## Work order
Write out every record below exactly, so that nothing differs from what is shown.

### Records supplied ###

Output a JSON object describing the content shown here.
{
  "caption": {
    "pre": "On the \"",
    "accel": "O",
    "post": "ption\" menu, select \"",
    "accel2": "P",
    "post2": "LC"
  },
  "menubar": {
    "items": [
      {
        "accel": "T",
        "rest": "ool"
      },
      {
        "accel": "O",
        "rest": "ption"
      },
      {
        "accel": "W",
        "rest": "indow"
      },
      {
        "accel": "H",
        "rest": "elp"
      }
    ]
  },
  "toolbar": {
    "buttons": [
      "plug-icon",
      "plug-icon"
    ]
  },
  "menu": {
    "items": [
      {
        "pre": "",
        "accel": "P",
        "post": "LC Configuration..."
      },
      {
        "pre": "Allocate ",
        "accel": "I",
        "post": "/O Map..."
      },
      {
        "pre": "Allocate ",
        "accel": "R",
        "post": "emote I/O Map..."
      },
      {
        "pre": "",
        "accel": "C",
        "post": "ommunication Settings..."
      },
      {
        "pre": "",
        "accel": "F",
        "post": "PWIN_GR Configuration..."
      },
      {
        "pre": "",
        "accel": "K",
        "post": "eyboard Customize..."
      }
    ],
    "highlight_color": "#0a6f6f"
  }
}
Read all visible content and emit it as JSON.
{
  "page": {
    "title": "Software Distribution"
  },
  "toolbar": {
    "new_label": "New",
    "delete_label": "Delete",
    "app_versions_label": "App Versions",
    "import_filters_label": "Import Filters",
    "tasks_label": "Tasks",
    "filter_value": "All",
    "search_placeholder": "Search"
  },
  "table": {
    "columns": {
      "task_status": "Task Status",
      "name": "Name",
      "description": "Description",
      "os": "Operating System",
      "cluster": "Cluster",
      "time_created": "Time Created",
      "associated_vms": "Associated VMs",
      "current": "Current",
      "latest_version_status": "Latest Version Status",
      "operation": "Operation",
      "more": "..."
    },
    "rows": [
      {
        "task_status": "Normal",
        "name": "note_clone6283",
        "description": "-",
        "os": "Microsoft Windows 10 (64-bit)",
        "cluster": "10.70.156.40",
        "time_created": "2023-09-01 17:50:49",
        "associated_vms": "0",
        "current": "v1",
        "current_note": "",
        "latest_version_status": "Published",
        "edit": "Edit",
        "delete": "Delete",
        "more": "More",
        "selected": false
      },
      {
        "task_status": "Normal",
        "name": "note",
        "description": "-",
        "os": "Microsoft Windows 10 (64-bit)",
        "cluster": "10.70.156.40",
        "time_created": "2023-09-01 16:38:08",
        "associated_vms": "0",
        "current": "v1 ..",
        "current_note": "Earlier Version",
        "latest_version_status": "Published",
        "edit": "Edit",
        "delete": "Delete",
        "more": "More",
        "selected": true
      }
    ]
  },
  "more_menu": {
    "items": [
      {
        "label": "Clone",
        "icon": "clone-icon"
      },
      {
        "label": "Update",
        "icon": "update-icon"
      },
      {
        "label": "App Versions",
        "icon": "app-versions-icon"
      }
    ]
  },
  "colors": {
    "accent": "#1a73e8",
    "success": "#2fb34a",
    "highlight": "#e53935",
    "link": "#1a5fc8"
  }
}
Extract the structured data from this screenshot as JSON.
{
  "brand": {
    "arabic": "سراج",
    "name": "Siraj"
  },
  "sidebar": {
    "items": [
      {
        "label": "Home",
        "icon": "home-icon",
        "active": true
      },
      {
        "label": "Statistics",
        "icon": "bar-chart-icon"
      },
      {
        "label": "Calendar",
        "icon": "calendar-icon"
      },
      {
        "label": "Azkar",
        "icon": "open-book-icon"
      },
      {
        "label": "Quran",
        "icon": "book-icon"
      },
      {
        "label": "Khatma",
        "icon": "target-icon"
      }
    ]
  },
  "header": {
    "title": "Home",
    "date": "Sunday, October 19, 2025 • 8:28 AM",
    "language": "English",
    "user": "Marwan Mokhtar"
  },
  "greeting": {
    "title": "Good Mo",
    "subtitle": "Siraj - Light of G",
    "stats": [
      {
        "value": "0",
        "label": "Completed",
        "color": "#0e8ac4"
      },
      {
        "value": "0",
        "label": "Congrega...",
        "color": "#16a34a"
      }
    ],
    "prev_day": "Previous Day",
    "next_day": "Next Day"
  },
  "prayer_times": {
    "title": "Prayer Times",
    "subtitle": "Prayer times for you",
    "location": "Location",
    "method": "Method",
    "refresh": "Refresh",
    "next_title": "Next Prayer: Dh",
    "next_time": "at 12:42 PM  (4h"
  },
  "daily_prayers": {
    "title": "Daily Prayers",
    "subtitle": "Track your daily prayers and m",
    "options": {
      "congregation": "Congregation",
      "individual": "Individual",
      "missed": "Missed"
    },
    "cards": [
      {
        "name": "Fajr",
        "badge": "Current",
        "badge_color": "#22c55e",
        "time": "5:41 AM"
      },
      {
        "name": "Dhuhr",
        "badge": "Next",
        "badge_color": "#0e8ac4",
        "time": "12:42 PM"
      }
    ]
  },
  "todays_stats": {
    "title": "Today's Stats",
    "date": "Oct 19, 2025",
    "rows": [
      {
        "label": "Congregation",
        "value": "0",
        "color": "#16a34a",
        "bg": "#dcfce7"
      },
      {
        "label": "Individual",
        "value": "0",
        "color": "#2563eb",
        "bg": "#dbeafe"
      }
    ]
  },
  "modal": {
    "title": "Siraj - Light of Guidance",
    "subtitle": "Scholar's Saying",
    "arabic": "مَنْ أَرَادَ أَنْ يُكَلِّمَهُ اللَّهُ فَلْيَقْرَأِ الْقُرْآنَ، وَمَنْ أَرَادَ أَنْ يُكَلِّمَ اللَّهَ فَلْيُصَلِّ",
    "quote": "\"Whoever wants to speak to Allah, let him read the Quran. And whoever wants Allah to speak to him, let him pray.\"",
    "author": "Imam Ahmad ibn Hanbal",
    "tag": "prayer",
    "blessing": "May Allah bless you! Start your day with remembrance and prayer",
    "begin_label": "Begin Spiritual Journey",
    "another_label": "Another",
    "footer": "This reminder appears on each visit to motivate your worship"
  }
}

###

## Expected answer
Output a JSON object describing the content shown here.
{
  "caption": {
    "pre": "On the \"",
    "accel": "O",
    "post": "ption\" menu, select \"",
    "accel2": "P",
    "post2": "LC"
  },
  "menubar": {
    "items": [
      {
        "accel": "T",
        "rest": "ool"
      },
      {
        "accel": "O",
        "rest": "ption"
      },
      {
        "accel": "W",
        "rest": "indow"
      },
      {
        "accel": "H",
        "rest": "elp"
      }
    ]
  },
  "toolbar": {
    "buttons": [
      "plug-icon",
      "plug-icon"
    ]
  },
  "menu": {
    "items": [
      {
        "pre": "",
        "accel": "P",
        "post": "LC Configuration..."
      },
      {
        "pre": "Allocate ",
        "accel": "I",
        "post": "/O Map..."
      },
      {
        "pre": "Allocate ",
        "accel": "R",
        "post": "emote I/O Map..."
      },
      {
        "pre": "",
        "accel": "C",
        "post": "ommunication Settings..."
      },
      {
        "pre": "",
        "accel": "F",
        "post": "PWIN_GR Configuration..."
      },
      {
        "pre": "",
        "accel": "K",
        "post": "eyboard Customize..."
      }
    ],
    "highlight_color": "#0a6f6f"
  }
}
Read all visible content and emit it as JSON.
{
  "page": {
    "title": "Software Distribution"
  },
  "toolbar": {
    "new_label": "New",
    "delete_label": "Delete",
    "app_versions_label": "App Versions",
    "import_filters_label": "Import Filters",
    "tasks_label": "Tasks",
    "filter_value": "All",
    "search_placeholder": "Search"
  },
  "table": {
    "columns": {
      "task_status": "Task Status",
      "name": "Name",
      "description": "Description",
      "os": "Operating System",
      "cluster": "Cluster",
      "time_created": "Time Created",
      "associated_vms": "Associated VMs",
      "current": "Current",
      "latest_version_status": "Latest Version Status",
      "operation": "Operation",
      "more": "..."
    },
    "rows": [
      {
        "task_status": "Normal",
        "name": "note_clone6283",
        "description": "-",
        "os": "Microsoft Windows 10 (64-bit)",
        "cluster": "10.70.156.40",
        "time_created": "2023-09-01 17:50:49",
        "associated_vms": "0",
        "current": "v1",
        "current_note": "",
        "latest_version_status": "Published",
        "edit": "Edit",
        "delete": "Delete",
        "more": "More",
        "selected": false
      },
      {
        "task_status": "Normal",
        "name": "note",
        "description": "-",
        "os": "Microsoft Windows 10 (64-bit)",
        "cluster": "10.70.156.40",
        "time_created": "2023-09-01 16:38:08",
        "associated_vms": "0",
        "current": "v1 ..",
        "current_note": "Earlier Version",
        "latest_version_status": "Published",
        "edit": "Edit",
        "delete": "Delete",
        "more": "More",
        "selected": true
      }
    ]
  },
  "more_menu": {
    "items": [
      {
        "label": "Clone",
        "icon": "clone-icon"
      },
      {
        "label": "Update",
        "icon": "update-icon"
      },
      {
        "label": "App Versions",
        "icon": "app-versions-icon"
      }
    ]
  },
  "colors": {
    "accent": "#1a73e8",
    "success": "#2fb34a",
    "highlight": "#e53935",
    "link": "#1a5fc8"
  }
}
Extract the structured data from this screenshot as JSON.
{
  "brand": {
    "arabic": "سراج",
    "name": "Siraj"
  },
  "sidebar": {
    "items": [
      {
        "label": "Home",
        "icon": "home-icon",
        "active": true
      },
      {
        "label": "Statistics",
        "icon": "bar-chart-icon"
      },
      {
        "label": "Calendar",
        "icon": "calendar-icon"
      },
      {
        "label": "Azkar",
        "icon": "open-book-icon"
      },
      {
        "label": "Quran",
        "icon": "book-icon"
      },
      {
        "label": "Khatma",
        "icon": "target-icon"
      }
    ]
  },
  "header": {
    "title": "Home",
    "date": "Sunday, October 19, 2025 • 8:28 AM",
    "language": "English",
    "user": "Marwan Mokhtar"
  },
  "greeting": {
    "title": "Good Mo",
    "subtitle": "Siraj - Light of G",
    "stats": [
      {
        "value": "0",
        "label": "Completed",
        "color": "#0e8ac4"
      },
      {
        "value": "0",
        "label": "Congrega...",
        "color": "#16a34a"
      }
    ],
    "prev_day": "Previous Day",
    "next_day": "Next Day"
  },
  "prayer_times": {
    "title": "Prayer Times",
    "subtitle": "Prayer times for you",
    "location": "Location",
    "method": "Method",
    "refresh": "Refresh",
    "next_title": "Next Prayer: Dh",
    "next_time": "at 12:42 PM  (4h"
  },
  "daily_prayers": {
    "title": "Daily Prayers",
    "subtitle": "Track your daily prayers and m",
    "options": {
      "congregation": "Congregation",
      "individual": "Individual",
      "missed": "Missed"
    },
    "cards": [
      {
        "name": "Fajr",
        "badge": "Current",
        "badge_color": "#22c55e",
        "time": "5:41 AM"
      },
      {
        "name": "Dhuhr",
        "badge": "Next",
        "badge_color": "#0e8ac4",
        "time": "12:42 PM"
      }
    ]
  },
  "todays_stats": {
    "title": "Today's Stats",
    "date": "Oct 19, 2025",
    "rows": [
      {
        "label": "Congregation",
        "value": "0",
        "color": "#16a34a",
        "bg": "#dcfce7"
      },
      {
        "label": "Individual",
        "value": "0",
        "color": "#2563eb",
        "bg": "#dbeafe"
      }
    ]
  },
  "modal": {
    "title": "Siraj - Light of Guidance",
    "subtitle": "Scholar's Saying",
    "arabic": "مَنْ أَرَادَ أَنْ يُكَلِّمَهُ اللَّهُ فَلْيَقْرَأِ الْقُرْآنَ، وَمَنْ أَرَادَ أَنْ يُكَلِّمَ اللَّهَ فَلْيُصَلِّ",
    "quote": "\"Whoever wants to speak to Allah, let him read the Quran. And whoever wants Allah to speak to him, let him pray.\"",
    "author": "Imam Ahmad ibn Hanbal",
    "tag": "prayer",
    "blessing": "May Allah bless you! Start your day with remembrance and prayer",
    "begin_label": "Begin Spiritual Journey",
    "another_label": "Another",
    "footer": "This reminder appears on each visit to motivate your worship"
  }
}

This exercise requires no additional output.